# create the dataframe
bamboo_test <- rbind(korean, japanese, chinese, thai, indian)

Thereafter we can create our training set with

bamboo_train <- bamboo[!(rownames(bamboo) %in% rownames(bamboo_test)),]
bamboo_train$cuisine <- as.factor(as.character(bamboo_train$cuisine))

And verify that we have correctly removed the 30 elements from each revipe

base::table(bamboo_train$cuisine)

Next we can train our tree and plot it

bamboo_train_tree <- rpart(formula=cuisine ~ ., data=bamboo_train, method="class")
rpart.plot(bamboo_train_tree, type=3, extra=0, under=TRUE, cex=0.75, varlen=0, faclen=0, Margin=0.03)

It can be seen that by removing elements we get a more complex decision tree, this is the same as in the Python case

Decision Tree (Cognitive Class)

We can then view the confusion matrix as follows
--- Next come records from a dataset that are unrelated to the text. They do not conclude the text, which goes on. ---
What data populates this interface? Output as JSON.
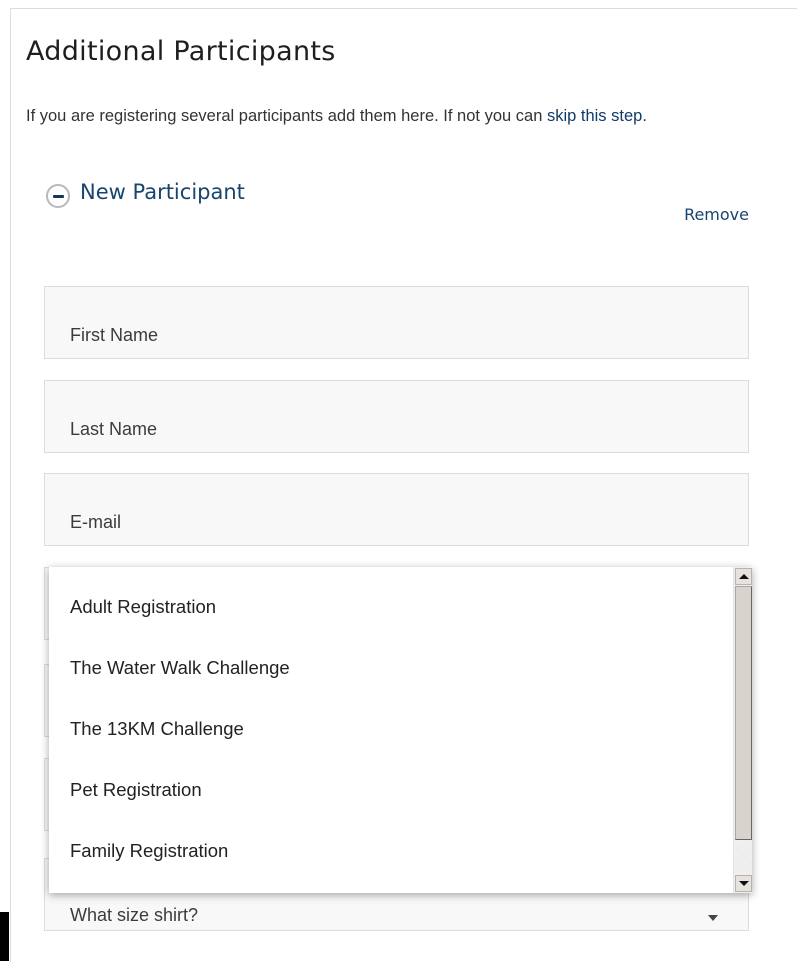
{
  "section": {
    "title": "Additional Participants",
    "intro_text": "If you are registering several participants add them here. If not you can ",
    "skip_link": "skip this step",
    "intro_end": "."
  },
  "participant": {
    "title": "New Participant",
    "remove_label": "Remove"
  },
  "form": {
    "first_name_placeholder": "First Name",
    "last_name_placeholder": "Last Name",
    "email_placeholder": "E-mail",
    "shirt_select_value": "What size shirt?"
  },
  "dropdown": {
    "options": [
      "Adult Registration",
      "The Water Walk Challenge",
      "The 13KM Challenge",
      "Pet Registration",
      "Family Registration"
    ]
  },
  "colors": {
    "accent": "#17456e",
    "field_background": "#f8f8f8",
    "field_border": "#dcdcdc"
  }
}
bamboo_confusion_matrix <- base::table(
    paste(as.character(bamboo_test$cuisine),"_true", sep=""),
    paste(as.character(bamboo_pred_cuisines),"_pred", sep="")
)
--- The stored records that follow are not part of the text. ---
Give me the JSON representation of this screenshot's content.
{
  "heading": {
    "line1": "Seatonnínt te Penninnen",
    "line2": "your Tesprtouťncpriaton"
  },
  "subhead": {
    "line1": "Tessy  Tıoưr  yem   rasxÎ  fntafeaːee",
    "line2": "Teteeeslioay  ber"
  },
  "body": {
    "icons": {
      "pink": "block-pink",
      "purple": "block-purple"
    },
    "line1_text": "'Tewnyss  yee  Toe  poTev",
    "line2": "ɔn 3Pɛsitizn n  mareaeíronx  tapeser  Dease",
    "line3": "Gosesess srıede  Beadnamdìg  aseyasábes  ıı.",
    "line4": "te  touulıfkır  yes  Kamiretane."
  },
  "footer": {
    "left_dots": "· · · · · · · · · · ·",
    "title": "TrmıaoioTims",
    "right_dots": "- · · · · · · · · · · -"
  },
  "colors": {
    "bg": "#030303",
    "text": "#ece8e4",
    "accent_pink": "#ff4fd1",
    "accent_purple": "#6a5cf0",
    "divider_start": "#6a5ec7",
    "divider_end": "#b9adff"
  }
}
round(prop.table(bamboo_confusion_matrix, 1)*100, 1)

Which will result in

                chinese_pred indian_pred japanese_pred korean_pred thai_pred
  chinese_true          60.0         0.0           3.3        36.7       0.0
  indian_true            0.0        90.0           0.0        10.0       0.0
  japanese_true         20.0         3.3          33.3        40.0       3.3
  korean_true            6.7         0.0          16.7        76.7       0.0
  thai_true              3.3        20.0           0.0        33.3      43.3
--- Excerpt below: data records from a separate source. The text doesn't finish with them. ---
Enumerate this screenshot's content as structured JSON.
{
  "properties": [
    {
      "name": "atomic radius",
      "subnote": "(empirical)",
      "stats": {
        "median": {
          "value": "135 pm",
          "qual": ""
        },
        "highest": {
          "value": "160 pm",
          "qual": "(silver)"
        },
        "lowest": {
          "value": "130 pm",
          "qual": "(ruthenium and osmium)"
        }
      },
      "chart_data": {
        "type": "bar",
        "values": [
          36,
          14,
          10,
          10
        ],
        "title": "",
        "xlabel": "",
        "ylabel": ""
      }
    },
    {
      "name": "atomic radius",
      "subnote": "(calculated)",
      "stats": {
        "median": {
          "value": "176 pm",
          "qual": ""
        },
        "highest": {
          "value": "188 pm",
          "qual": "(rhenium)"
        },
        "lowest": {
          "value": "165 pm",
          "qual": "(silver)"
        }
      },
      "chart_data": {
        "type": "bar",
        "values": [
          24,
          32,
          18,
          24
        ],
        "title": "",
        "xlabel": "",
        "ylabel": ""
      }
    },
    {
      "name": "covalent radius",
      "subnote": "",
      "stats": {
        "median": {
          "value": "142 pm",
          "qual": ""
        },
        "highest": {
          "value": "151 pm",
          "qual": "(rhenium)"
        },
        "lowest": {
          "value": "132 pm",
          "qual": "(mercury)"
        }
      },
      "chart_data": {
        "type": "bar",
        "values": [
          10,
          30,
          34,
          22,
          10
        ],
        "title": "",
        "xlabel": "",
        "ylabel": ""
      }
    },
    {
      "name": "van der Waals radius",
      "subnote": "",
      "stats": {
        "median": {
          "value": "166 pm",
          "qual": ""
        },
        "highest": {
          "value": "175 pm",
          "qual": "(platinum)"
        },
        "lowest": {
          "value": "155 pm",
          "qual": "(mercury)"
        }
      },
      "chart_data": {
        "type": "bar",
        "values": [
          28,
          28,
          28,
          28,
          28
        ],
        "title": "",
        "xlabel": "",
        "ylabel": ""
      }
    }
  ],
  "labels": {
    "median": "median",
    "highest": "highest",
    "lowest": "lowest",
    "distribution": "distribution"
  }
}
Deployment and Feedback

Deployment

Can you put the model into practice?

The key to making your model relevant is making the stakeholders familiar with the solution developed

When the model is evaluated and we are confident in the model we deploy it, typically first to a small set of users to put it through practical tests

Deployment also consists of developing a suitable method to enable our users to interact with and use the model as well as looking to ways to improve the model with a feedback system

Feedback

Can you get constructive feedback into answering the question?

User feedback helps us to refine and assess the model's performance and impact, and based on this feedback making changes to make the model

Once the model is deployed we can make use of feedback and experience with the model to refine the model or incorporate different data into it that we had not initally considered